* [Your assignment]
Search the data for the word "this" and copy out every line that has it.

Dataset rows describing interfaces
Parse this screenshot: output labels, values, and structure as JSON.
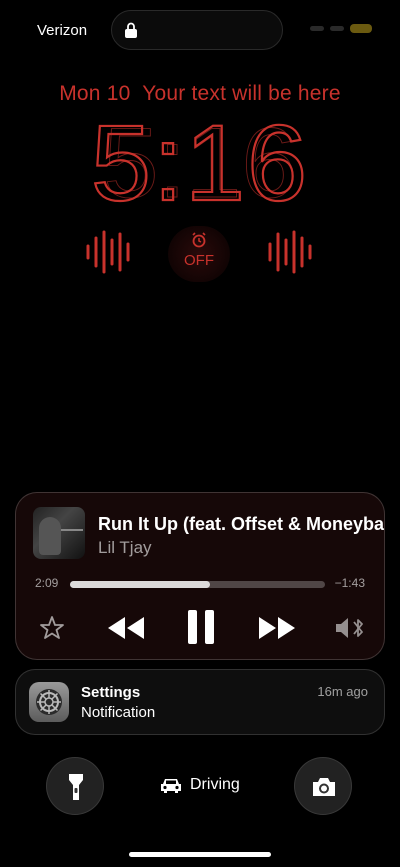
{
  "status_bar": {
    "carrier": "Verizon",
    "lock_icon": "lock-icon",
    "battery_color": "#6b5a10"
  },
  "lock_screen": {
    "date_text": "Mon 10",
    "custom_text": "Your text will be here",
    "time": "5:16",
    "accent_color": "#c8322c"
  },
  "widgets": {
    "alarm_label": "OFF",
    "alarm_icon": "alarm-clock-icon",
    "waveform_icon": "waveform-icon"
  },
  "now_playing": {
    "title": "Run It Up (feat. Offset & Moneybagg Yo)",
    "artist": "Lil Tjay",
    "elapsed": "2:09",
    "remaining": "−1:43",
    "progress": 0.55,
    "controls": [
      "star-icon",
      "rewind-icon",
      "pause-icon",
      "fast-forward-icon",
      "airplay-bluetooth-icon"
    ]
  },
  "notification": {
    "app": "Settings",
    "body": "Notification",
    "time": "16m ago",
    "icon": "settings-gear-icon"
  },
  "bottom": {
    "focus_label": "Driving",
    "focus_icon": "car-icon",
    "left_button_icon": "flashlight-icon",
    "right_button_icon": "camera-icon"
  }
}
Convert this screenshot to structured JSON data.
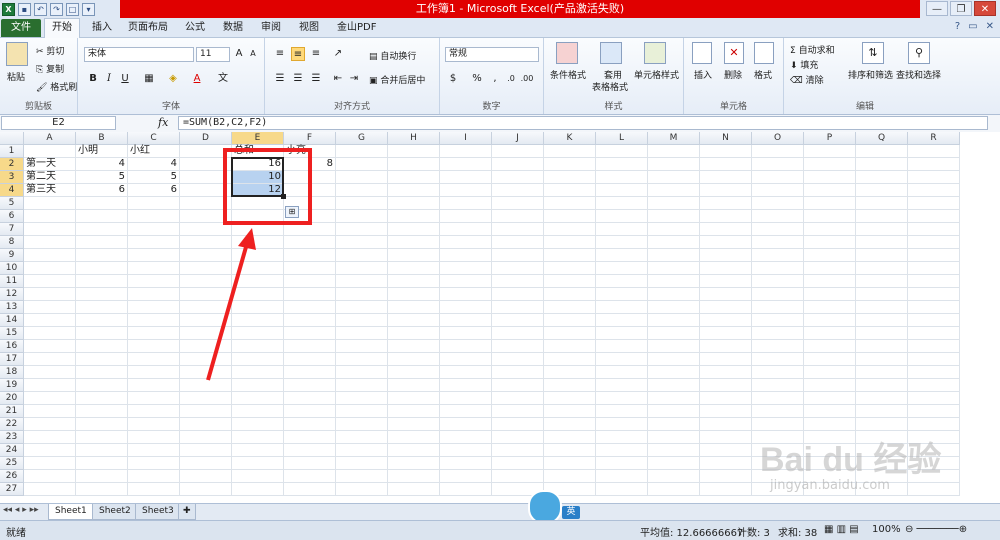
{
  "window": {
    "title": "工作簿1 - Microsoft Excel(产品激活失败)"
  },
  "tabs": [
    "文件",
    "开始",
    "插入",
    "页面布局",
    "公式",
    "数据",
    "审阅",
    "视图",
    "金山PDF"
  ],
  "ribbon": {
    "clipboard": {
      "paste": "粘贴",
      "cut": "剪切",
      "copy": "复制",
      "format_painter": "格式刷",
      "label": "剪贴板"
    },
    "font": {
      "name": "宋体",
      "size": "11",
      "label": "字体"
    },
    "alignment": {
      "wrap": "自动换行",
      "merge": "合并后居中",
      "label": "对齐方式"
    },
    "number": {
      "format": "常规",
      "label": "数字"
    },
    "styles": {
      "conditional": "条件格式",
      "table1": "套用",
      "table2": "表格格式",
      "cell_styles": "单元格样式",
      "label": "样式"
    },
    "cells": {
      "insert": "插入",
      "delete": "删除",
      "format": "格式",
      "label": "单元格"
    },
    "editing": {
      "autosum": "自动求和",
      "fill": "填充",
      "clear": "清除",
      "sort": "排序和筛选",
      "find": "查找和选择",
      "label": "编辑"
    }
  },
  "formula_bar": {
    "name_box": "E2",
    "fx": "fx",
    "formula": "=SUM(B2,C2,F2)"
  },
  "columns": [
    "A",
    "B",
    "C",
    "D",
    "E",
    "F",
    "G",
    "H",
    "I",
    "J",
    "K",
    "L",
    "M",
    "N",
    "O",
    "P",
    "Q",
    "R"
  ],
  "cells": {
    "B1": "小明",
    "C1": "小红",
    "E1": "总和",
    "F1": "小亮",
    "A2": "第一天",
    "B2": "4",
    "C2": "4",
    "E2": "16",
    "F2": "8",
    "A3": "第二天",
    "B3": "5",
    "C3": "5",
    "E3": "10",
    "A4": "第三天",
    "B4": "6",
    "C4": "6",
    "E4": "12"
  },
  "sheets": [
    "Sheet1",
    "Sheet2",
    "Sheet3"
  ],
  "status": {
    "ready": "就绪",
    "average": "平均值: 12.66666667",
    "count": "计数: 3",
    "sum": "求和: 38",
    "zoom": "100%",
    "ime": "英"
  },
  "watermark": {
    "brand": "Bai du 经验",
    "url": "jingyan.baidu.com"
  },
  "colors": {
    "highlight": "#b8d2f0",
    "annotation": "#ee2020",
    "file_tab": "#2a6e2f",
    "title_band": "#e00000"
  }
}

* [Completed task]
Parse this screenshot: output labels, values, and structure as JSON.
Convert this screenshot to structured JSON data.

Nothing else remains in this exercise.